--- Assignment ---
Print the data exactly. Pictures stay out.

--- Exercise inputs ---
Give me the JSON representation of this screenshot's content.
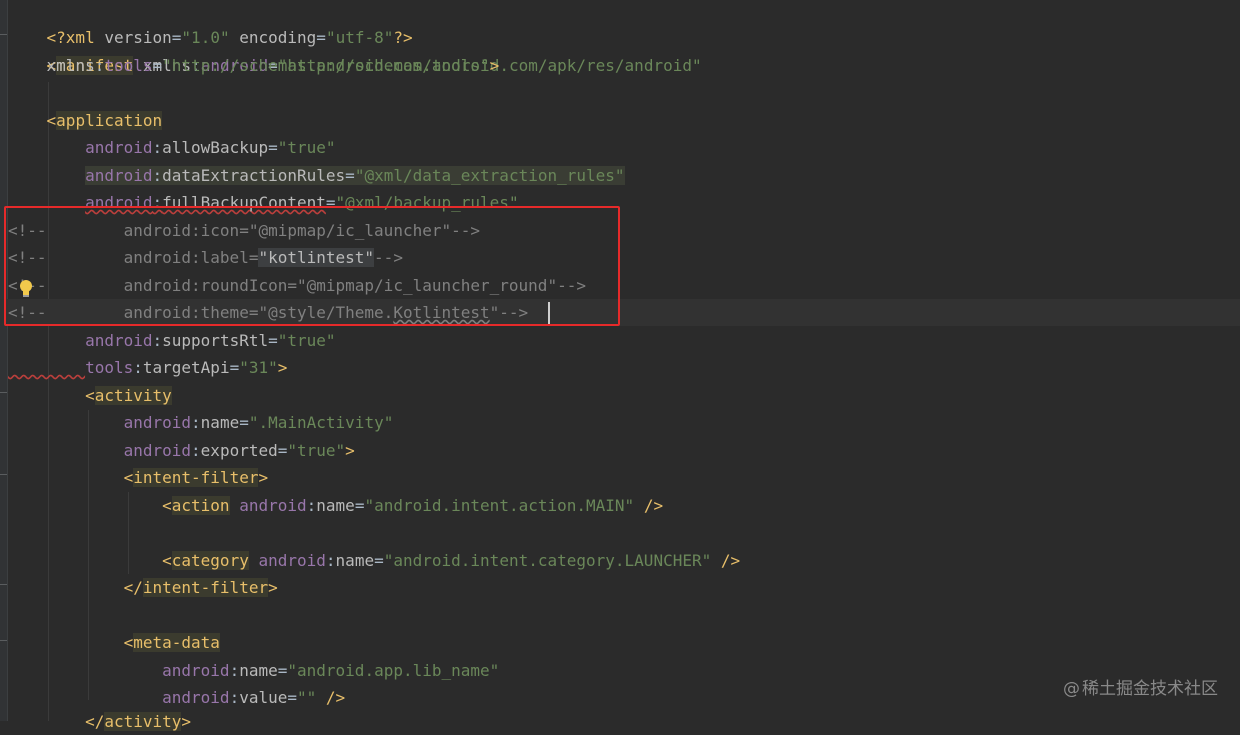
{
  "editor": {
    "lines": [
      {
        "id": "l1",
        "text": "<?xml version=\"1.0\" encoding=\"utf-8\"?>"
      },
      {
        "id": "l2",
        "text": "<manifest xmlns:android=\"http://schemas.android.com/apk/res/android\""
      },
      {
        "id": "l3",
        "text": "    xmlns:tools=\"http://schemas.android.com/tools\">"
      },
      {
        "id": "l4",
        "text": ""
      },
      {
        "id": "l5",
        "text": "    <application"
      },
      {
        "id": "l6",
        "text": "        android:allowBackup=\"true\""
      },
      {
        "id": "l7",
        "text": "        android:dataExtractionRules=\"@xml/data_extraction_rules\""
      },
      {
        "id": "l8",
        "text": "        android:fullBackupContent=\"@xml/backup_rules\""
      },
      {
        "id": "l9",
        "text": "<!--        android:icon=\"@mipmap/ic_launcher\"-->"
      },
      {
        "id": "l10",
        "text": "<!--        android:label=\"kotlintest\"-->"
      },
      {
        "id": "l11",
        "text": "<!--        android:roundIcon=\"@mipmap/ic_launcher_round\"-->"
      },
      {
        "id": "l12",
        "text": "<!--        android:theme=\"@style/Theme.Kotlintest\"-->"
      },
      {
        "id": "l13",
        "text": "        android:supportsRtl=\"true\""
      },
      {
        "id": "l14",
        "text": "        tools:targetApi=\"31\">"
      },
      {
        "id": "l15",
        "text": "        <activity"
      },
      {
        "id": "l16",
        "text": "            android:name=\".MainActivity\""
      },
      {
        "id": "l17",
        "text": "            android:exported=\"true\">"
      },
      {
        "id": "l18",
        "text": "            <intent-filter>"
      },
      {
        "id": "l19",
        "text": "                <action android:name=\"android.intent.action.MAIN\" />"
      },
      {
        "id": "l20",
        "text": ""
      },
      {
        "id": "l21",
        "text": "                <category android:name=\"android.intent.category.LAUNCHER\" />"
      },
      {
        "id": "l22",
        "text": "            </intent-filter>"
      },
      {
        "id": "l23",
        "text": ""
      },
      {
        "id": "l24",
        "text": "            <meta-data"
      },
      {
        "id": "l25",
        "text": "                android:name=\"android.app.lib_name\""
      },
      {
        "id": "l26",
        "text": "                android:value=\"\" />"
      },
      {
        "id": "l27",
        "text": "        </activity>"
      }
    ],
    "highlight_box_color": "#e62a2a",
    "intention_icon": "lightbulb-icon"
  },
  "watermark": {
    "symbol": "@",
    "text": "稀土掘金技术社区"
  },
  "colors": {
    "background": "#2b2b2b",
    "tag": "#e8bf6a",
    "namespace": "#9876aa",
    "value": "#6a8759",
    "comment": "#808080",
    "text": "#a9b7c6"
  }
}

--- Response area ---
Give me the JSON representation of this screenshot's content.
{
  "editor": {
    "lines": [
      {
        "id": "l1",
        "text": "<?xml version=\"1.0\" encoding=\"utf-8\"?>"
      },
      {
        "id": "l2",
        "text": "<manifest xmlns:android=\"http://schemas.android.com/apk/res/android\""
      },
      {
        "id": "l3",
        "text": "    xmlns:tools=\"http://schemas.android.com/tools\">"
      },
      {
        "id": "l4",
        "text": ""
      },
      {
        "id": "l5",
        "text": "    <application"
      },
      {
        "id": "l6",
        "text": "        android:allowBackup=\"true\""
      },
      {
        "id": "l7",
        "text": "        android:dataExtractionRules=\"@xml/data_extraction_rules\""
      },
      {
        "id": "l8",
        "text": "        android:fullBackupContent=\"@xml/backup_rules\""
      },
      {
        "id": "l9",
        "text": "<!--        android:icon=\"@mipmap/ic_launcher\"-->"
      },
      {
        "id": "l10",
        "text": "<!--        android:label=\"kotlintest\"-->"
      },
      {
        "id": "l11",
        "text": "<!--        android:roundIcon=\"@mipmap/ic_launcher_round\"-->"
      },
      {
        "id": "l12",
        "text": "<!--        android:theme=\"@style/Theme.Kotlintest\"-->"
      },
      {
        "id": "l13",
        "text": "        android:supportsRtl=\"true\""
      },
      {
        "id": "l14",
        "text": "        tools:targetApi=\"31\">"
      },
      {
        "id": "l15",
        "text": "        <activity"
      },
      {
        "id": "l16",
        "text": "            android:name=\".MainActivity\""
      },
      {
        "id": "l17",
        "text": "            android:exported=\"true\">"
      },
      {
        "id": "l18",
        "text": "            <intent-filter>"
      },
      {
        "id": "l19",
        "text": "                <action android:name=\"android.intent.action.MAIN\" />"
      },
      {
        "id": "l20",
        "text": ""
      },
      {
        "id": "l21",
        "text": "                <category android:name=\"android.intent.category.LAUNCHER\" />"
      },
      {
        "id": "l22",
        "text": "            </intent-filter>"
      },
      {
        "id": "l23",
        "text": ""
      },
      {
        "id": "l24",
        "text": "            <meta-data"
      },
      {
        "id": "l25",
        "text": "                android:name=\"android.app.lib_name\""
      },
      {
        "id": "l26",
        "text": "                android:value=\"\" />"
      },
      {
        "id": "l27",
        "text": "        </activity>"
      }
    ],
    "highlight_box_color": "#e62a2a",
    "intention_icon": "lightbulb-icon"
  },
  "watermark": {
    "symbol": "@",
    "text": "稀土掘金技术社区"
  },
  "colors": {
    "background": "#2b2b2b",
    "tag": "#e8bf6a",
    "namespace": "#9876aa",
    "value": "#6a8759",
    "comment": "#808080",
    "text": "#a9b7c6"
  }
}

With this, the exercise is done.